Story By Ken Eastwood
Change happens lightning-fast out here. From atop Mt Jagungal’s 2062-metre summit, the views stretch across alpine grasslands and snowgum forest to distant mountain ranges in every direction. Golden sunrays slice through blue haze lighting up ridges, raptors skewer past and a white alpine fox darts among the granite and grass tussocks. Even in late summer, the air is bitingly crisp enough to numb exposed flesh.
Suddenly, magically appearing from nowhere as if summonsed by a dark lord, a black, brooding cloud blocks out the light, thundering and rattling the air ominously, a warning to those who dally too long in this sublime spot. Minutes after blue sky there is merciless rain, freezing winds and lightning, sending the dwarf-like explorers in this regal landscape fleeing down the mountain to shelter in tents or the more robust sanctuary of one of Kosciuszko’s remote alpine huts.
Unlike most of Australia’s mountains over 2000m (which really are often not much more than gentle hummocks), Jagungal sits on its own, surrounded by much lower grasslands and woodlands.
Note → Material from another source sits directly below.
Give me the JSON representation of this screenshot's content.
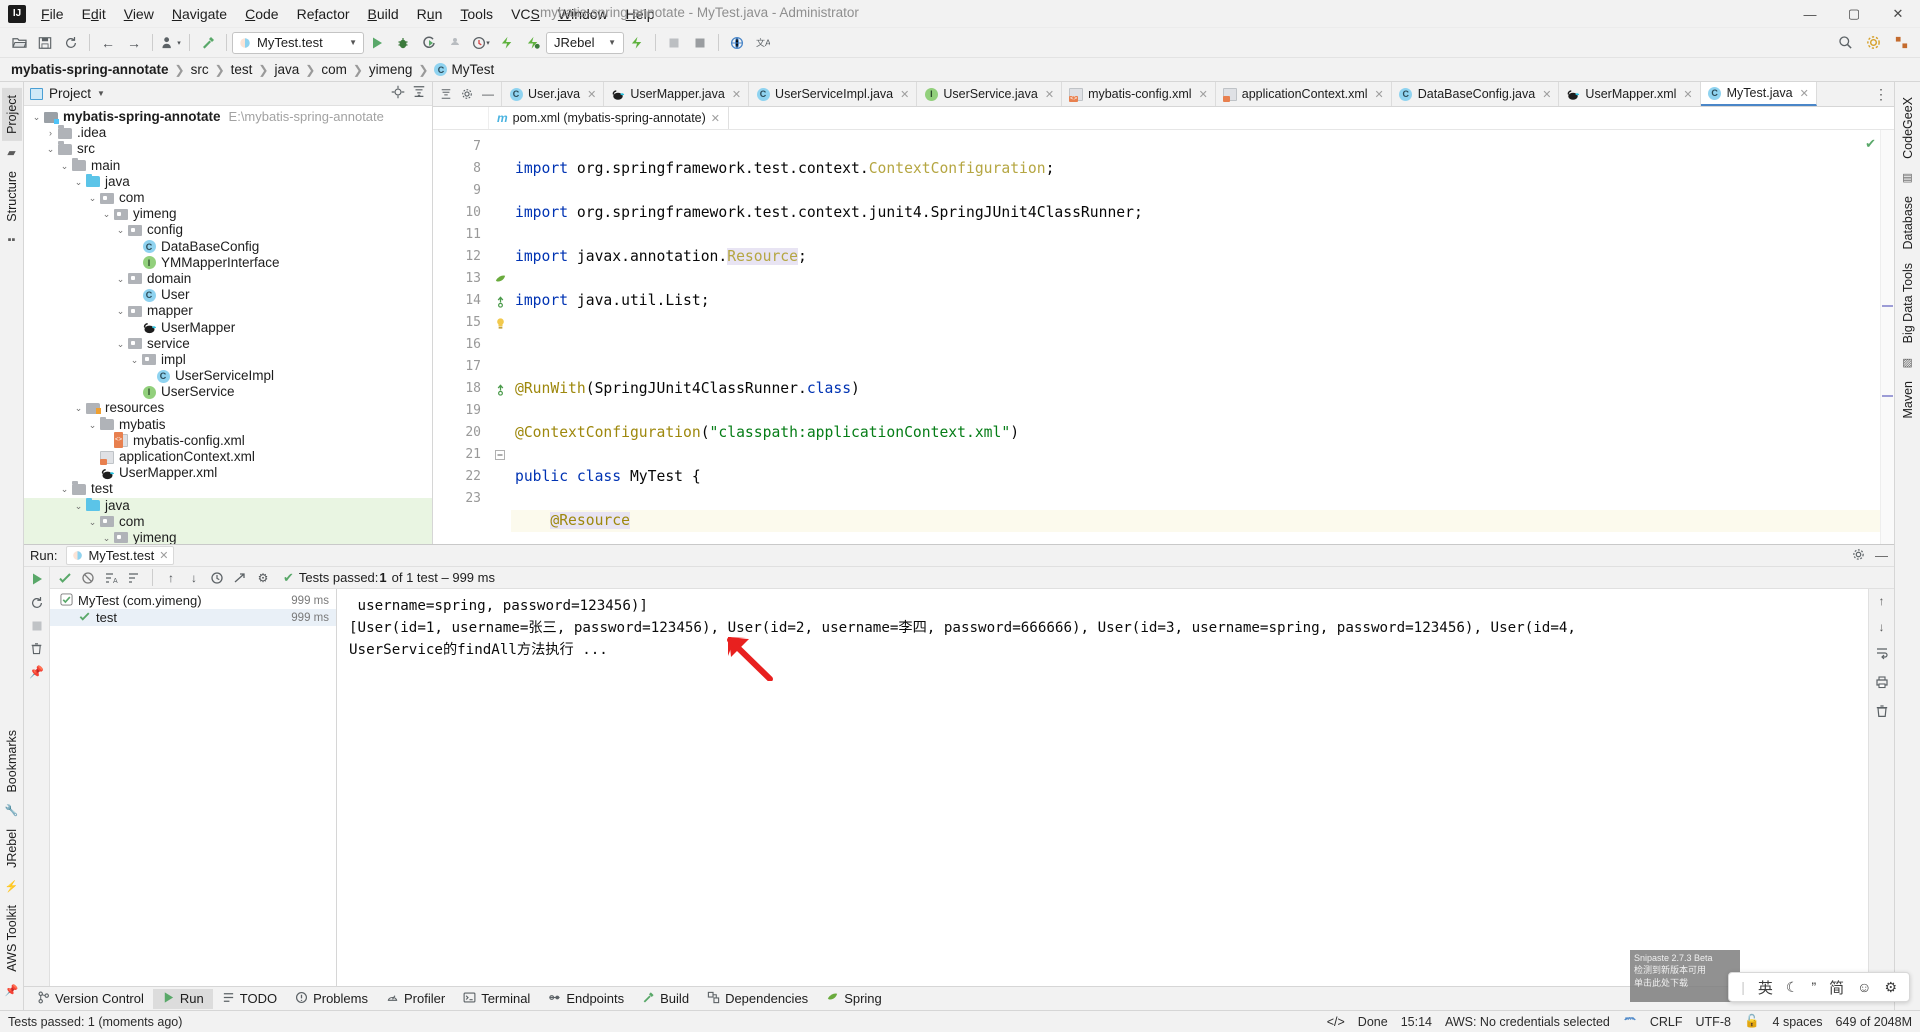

It is the country’s most northerly and easterly mountain over 2000m and looms over the countryside from whichever way you approach it, dominating the view with its granite battlements. It sits in the 67,432-hectare Jagungal Wilderness, one of the wildest parts in the heart of the Snowy Mountains.
There is no “easy” route out here, and experienced hikers with huge packs wander the country for five days or more. The “short” hike in is a solid but achievable two-day, 40-plus-kilometre round trip, as long as hikers are ready for all weather. At this altitude, temperatures can quickly plummet to dangerous levels and it can snow at any time of year. The rewards are horizons of glorious alpine grasslands, solitude, creeks with the freshest water in the country, wildflowers, wildlife and divine little huts.
“This is the only wilderness in New South Wales that experiences a winter snow cover over the greater part of its area,” says Craig Smith, Kosciuszko National Park ranger, whose involvement with the Jagungal Wilderness has crossed four decades. “As such it is also one of the few areas in Australia that provides opportunities for wilderness experience in a snow environment. Early spring is my favourite where you can ski cross-country beside sub-alpine creeks that are brimming from snowmelt. I particularly appreciate being able to work within such a variety of landscapes. The Grey Mare Range, particularly in winter, is always a great experience.”
This story excerpt is from Issue #83
Outback Magazine: June/July 2012